What is expected: Every record must appear in the response exactly as given.

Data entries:
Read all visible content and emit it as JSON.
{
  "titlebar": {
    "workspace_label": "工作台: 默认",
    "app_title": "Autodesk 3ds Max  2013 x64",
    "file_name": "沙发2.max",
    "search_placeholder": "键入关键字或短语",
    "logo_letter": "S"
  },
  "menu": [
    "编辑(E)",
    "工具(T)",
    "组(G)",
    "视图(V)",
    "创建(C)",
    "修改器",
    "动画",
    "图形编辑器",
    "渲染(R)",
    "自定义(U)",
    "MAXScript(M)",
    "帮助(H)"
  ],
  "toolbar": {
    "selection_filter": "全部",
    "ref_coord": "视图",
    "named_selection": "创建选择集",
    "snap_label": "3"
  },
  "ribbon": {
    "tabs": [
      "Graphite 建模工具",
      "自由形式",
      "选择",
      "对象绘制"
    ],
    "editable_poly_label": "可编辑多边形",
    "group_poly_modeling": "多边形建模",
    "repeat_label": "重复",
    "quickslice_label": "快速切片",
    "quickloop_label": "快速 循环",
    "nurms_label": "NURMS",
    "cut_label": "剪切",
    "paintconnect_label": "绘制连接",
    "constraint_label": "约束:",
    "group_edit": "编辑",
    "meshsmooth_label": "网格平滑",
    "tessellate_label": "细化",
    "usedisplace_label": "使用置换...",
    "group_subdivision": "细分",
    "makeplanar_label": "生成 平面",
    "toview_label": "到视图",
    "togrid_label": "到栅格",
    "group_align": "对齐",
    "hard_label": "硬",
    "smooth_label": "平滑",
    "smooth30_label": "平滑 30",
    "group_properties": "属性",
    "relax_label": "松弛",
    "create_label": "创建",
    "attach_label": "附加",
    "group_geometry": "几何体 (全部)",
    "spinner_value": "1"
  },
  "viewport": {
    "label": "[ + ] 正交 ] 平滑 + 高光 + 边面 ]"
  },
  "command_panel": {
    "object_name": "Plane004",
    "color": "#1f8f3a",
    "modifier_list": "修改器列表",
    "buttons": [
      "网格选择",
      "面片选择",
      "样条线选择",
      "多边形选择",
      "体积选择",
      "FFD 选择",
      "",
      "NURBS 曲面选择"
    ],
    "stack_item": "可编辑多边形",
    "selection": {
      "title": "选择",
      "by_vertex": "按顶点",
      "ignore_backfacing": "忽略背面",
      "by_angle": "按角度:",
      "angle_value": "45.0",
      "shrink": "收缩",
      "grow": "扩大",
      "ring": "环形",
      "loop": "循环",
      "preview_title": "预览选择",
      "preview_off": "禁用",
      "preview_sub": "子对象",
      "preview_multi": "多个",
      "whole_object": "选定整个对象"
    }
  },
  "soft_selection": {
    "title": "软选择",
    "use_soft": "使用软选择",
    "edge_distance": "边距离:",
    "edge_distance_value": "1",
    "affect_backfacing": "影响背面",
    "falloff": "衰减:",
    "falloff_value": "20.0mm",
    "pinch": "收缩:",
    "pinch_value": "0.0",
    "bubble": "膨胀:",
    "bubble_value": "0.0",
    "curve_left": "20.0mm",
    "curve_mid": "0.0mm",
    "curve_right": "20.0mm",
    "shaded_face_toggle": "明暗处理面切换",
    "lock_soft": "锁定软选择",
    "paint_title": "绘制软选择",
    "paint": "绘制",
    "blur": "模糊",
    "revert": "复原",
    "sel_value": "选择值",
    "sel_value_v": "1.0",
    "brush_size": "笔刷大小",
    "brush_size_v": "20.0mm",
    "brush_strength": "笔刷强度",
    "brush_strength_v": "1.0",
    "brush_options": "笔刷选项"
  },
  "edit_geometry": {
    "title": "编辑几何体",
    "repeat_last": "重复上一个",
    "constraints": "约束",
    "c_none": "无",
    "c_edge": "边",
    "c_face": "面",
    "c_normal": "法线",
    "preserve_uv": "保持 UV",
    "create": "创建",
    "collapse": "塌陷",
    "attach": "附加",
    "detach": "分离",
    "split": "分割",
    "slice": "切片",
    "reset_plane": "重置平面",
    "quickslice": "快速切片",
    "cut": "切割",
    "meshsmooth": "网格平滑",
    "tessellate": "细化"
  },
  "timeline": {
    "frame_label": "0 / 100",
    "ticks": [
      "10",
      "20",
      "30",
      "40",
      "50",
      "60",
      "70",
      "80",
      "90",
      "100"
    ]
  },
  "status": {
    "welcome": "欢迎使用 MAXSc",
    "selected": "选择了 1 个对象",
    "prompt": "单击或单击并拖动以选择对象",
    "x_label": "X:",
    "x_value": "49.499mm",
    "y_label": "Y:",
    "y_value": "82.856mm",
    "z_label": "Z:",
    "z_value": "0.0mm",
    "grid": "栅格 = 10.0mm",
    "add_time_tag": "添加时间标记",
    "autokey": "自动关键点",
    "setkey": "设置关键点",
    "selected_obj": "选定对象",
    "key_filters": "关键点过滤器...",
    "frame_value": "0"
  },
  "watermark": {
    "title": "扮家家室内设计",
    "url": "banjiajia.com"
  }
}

Answer:
Read all visible content and emit it as JSON.
{
  "titlebar": {
    "workspace_label": "工作台: 默认",
    "app_title": "Autodesk 3ds Max  2013 x64",
    "file_name": "沙发2.max",
    "search_placeholder": "键入关键字或短语",
    "logo_letter": "S"
  },
  "menu": [
    "编辑(E)",
    "工具(T)",
    "组(G)",
    "视图(V)",
    "创建(C)",
    "修改器",
    "动画",
    "图形编辑器",
    "渲染(R)",
    "自定义(U)",
    "MAXScript(M)",
    "帮助(H)"
  ],
  "toolbar": {
    "selection_filter": "全部",
    "ref_coord": "视图",
    "named_selection": "创建选择集",
    "snap_label": "3"
  },
  "ribbon": {
    "tabs": [
      "Graphite 建模工具",
      "自由形式",
      "选择",
      "对象绘制"
    ],
    "editable_poly_label": "可编辑多边形",
    "group_poly_modeling": "多边形建模",
    "repeat_label": "重复",
    "quickslice_label": "快速切片",
    "quickloop_label": "快速 循环",
    "nurms_label": "NURMS",
    "cut_label": "剪切",
    "paintconnect_label": "绘制连接",
    "constraint_label": "约束:",
    "group_edit": "编辑",
    "meshsmooth_label": "网格平滑",
    "tessellate_label": "细化",
    "usedisplace_label": "使用置换...",
    "group_subdivision": "细分",
    "makeplanar_label": "生成 平面",
    "toview_label": "到视图",
    "togrid_label": "到栅格",
    "group_align": "对齐",
    "hard_label": "硬",
    "smooth_label": "平滑",
    "smooth30_label": "平滑 30",
    "group_properties": "属性",
    "relax_label": "松弛",
    "create_label": "创建",
    "attach_label": "附加",
    "group_geometry": "几何体 (全部)",
    "spinner_value": "1"
  },
  "viewport": {
    "label": "[ + ] 正交 ] 平滑 + 高光 + 边面 ]"
  },
  "command_panel": {
    "object_name": "Plane004",
    "color": "#1f8f3a",
    "modifier_list": "修改器列表",
    "buttons": [
      "网格选择",
      "面片选择",
      "样条线选择",
      "多边形选择",
      "体积选择",
      "FFD 选择",
      "",
      "NURBS 曲面选择"
    ],
    "stack_item": "可编辑多边形",
    "selection": {
      "title": "选择",
      "by_vertex": "按顶点",
      "ignore_backfacing": "忽略背面",
      "by_angle": "按角度:",
      "angle_value": "45.0",
      "shrink": "收缩",
      "grow": "扩大",
      "ring": "环形",
      "loop": "循环",
      "preview_title": "预览选择",
      "preview_off": "禁用",
      "preview_sub": "子对象",
      "preview_multi": "多个",
      "whole_object": "选定整个对象"
    }
  },
  "soft_selection": {
    "title": "软选择",
    "use_soft": "使用软选择",
    "edge_distance": "边距离:",
    "edge_distance_value": "1",
    "affect_backfacing": "影响背面",
    "falloff": "衰减:",
    "falloff_value": "20.0mm",
    "pinch": "收缩:",
    "pinch_value": "0.0",
    "bubble": "膨胀:",
    "bubble_value": "0.0",
    "curve_left": "20.0mm",
    "curve_mid": "0.0mm",
    "curve_right": "20.0mm",
    "shaded_face_toggle": "明暗处理面切换",
    "lock_soft": "锁定软选择",
    "paint_title": "绘制软选择",
    "paint": "绘制",
    "blur": "模糊",
    "revert": "复原",
    "sel_value": "选择值",
    "sel_value_v": "1.0",
    "brush_size": "笔刷大小",
    "brush_size_v": "20.0mm",
    "brush_strength": "笔刷强度",
    "brush_strength_v": "1.0",
    "brush_options": "笔刷选项"
  },
  "edit_geometry": {
    "title": "编辑几何体",
    "repeat_last": "重复上一个",
    "constraints": "约束",
    "c_none": "无",
    "c_edge": "边",
    "c_face": "面",
    "c_normal": "法线",
    "preserve_uv": "保持 UV",
    "create": "创建",
    "collapse": "塌陷",
    "attach": "附加",
    "detach": "分离",
    "split": "分割",
    "slice": "切片",
    "reset_plane": "重置平面",
    "quickslice": "快速切片",
    "cut": "切割",
    "meshsmooth": "网格平滑",
    "tessellate": "细化"
  },
  "timeline": {
    "frame_label": "0 / 100",
    "ticks": [
      "10",
      "20",
      "30",
      "40",
      "50",
      "60",
      "70",
      "80",
      "90",
      "100"
    ]
  },
  "status": {
    "welcome": "欢迎使用 MAXSc",
    "selected": "选择了 1 个对象",
    "prompt": "单击或单击并拖动以选择对象",
    "x_label": "X:",
    "x_value": "49.499mm",
    "y_label": "Y:",
    "y_value": "82.856mm",
    "z_label": "Z:",
    "z_value": "0.0mm",
    "grid": "栅格 = 10.0mm",
    "add_time_tag": "添加时间标记",
    "autokey": "自动关键点",
    "setkey": "设置关键点",
    "selected_obj": "选定对象",
    "key_filters": "关键点过滤器...",
    "frame_value": "0"
  },
  "watermark": {
    "title": "扮家家室内设计",
    "url": "banjiajia.com"
  }
}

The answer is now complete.